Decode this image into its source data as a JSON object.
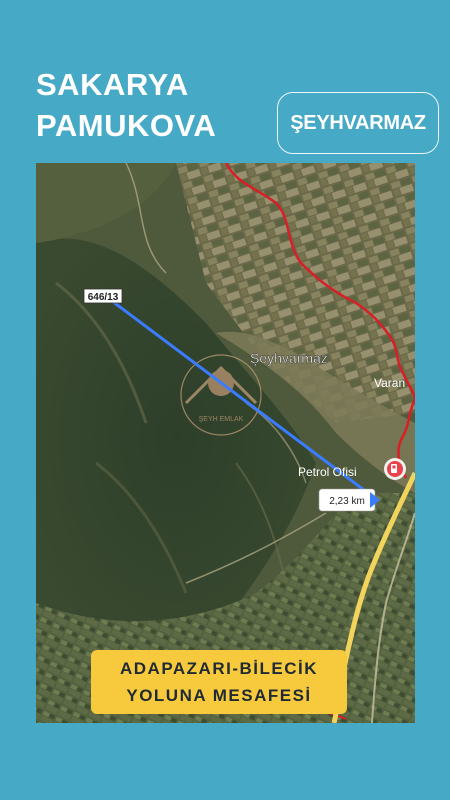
{
  "header": {
    "title_line1": "SAKARYA",
    "title_line2": "PAMUKOVA",
    "village": "ŞEYHVARMAZ"
  },
  "map": {
    "parcel_label": "646/13",
    "village_label": "Şeyhvarmaz",
    "partial_label": "Varan",
    "poi_label": "Petrol Ofisi",
    "distance_label": "2,23 km",
    "watermark_text": "ŞEYH EMLAK",
    "colors": {
      "measure_line": "#3b7cff",
      "boundary": "#d91f26",
      "highway": "#f2d45c",
      "poi_marker": "#ffffff"
    }
  },
  "banner": {
    "line1": "ADAPAZARI-BİLECİK",
    "line2": "YOLUNA MESAFESİ"
  }
}
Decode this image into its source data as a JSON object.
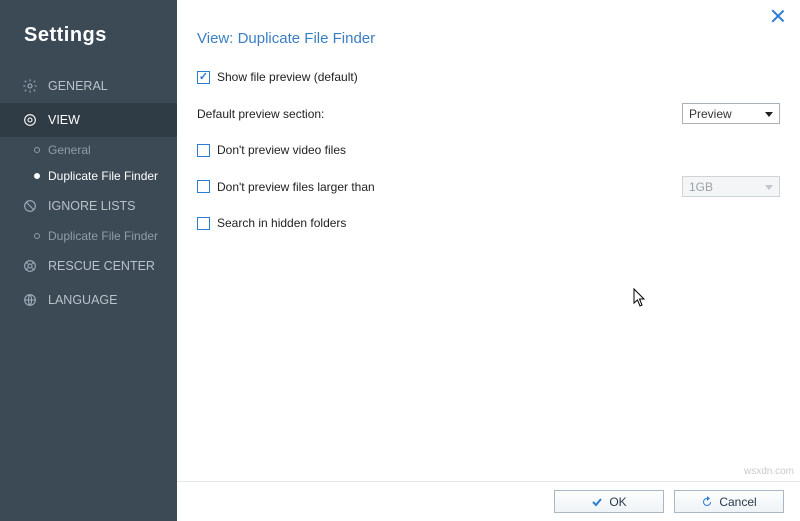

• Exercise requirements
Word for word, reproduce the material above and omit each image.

• Solution to this exercise
Decode this image into its source data as a JSON object.
{
  "header": {
    "title_line1": "SAKARYA",
    "title_line2": "PAMUKOVA",
    "village": "ŞEYHVARMAZ"
  },
  "map": {
    "parcel_label": "646/13",
    "village_label": "Şeyhvarmaz",
    "partial_label": "Varan",
    "poi_label": "Petrol Ofisi",
    "distance_label": "2,23 km",
    "watermark_text": "ŞEYH EMLAK",
    "colors": {
      "measure_line": "#3b7cff",
      "boundary": "#d91f26",
      "highway": "#f2d45c",
      "poi_marker": "#ffffff"
    }
  },
  "banner": {
    "line1": "ADAPAZARI-BİLECİK",
    "line2": "YOLUNA MESAFESİ"
  }
}
Decode this image into its source data as a JSON object.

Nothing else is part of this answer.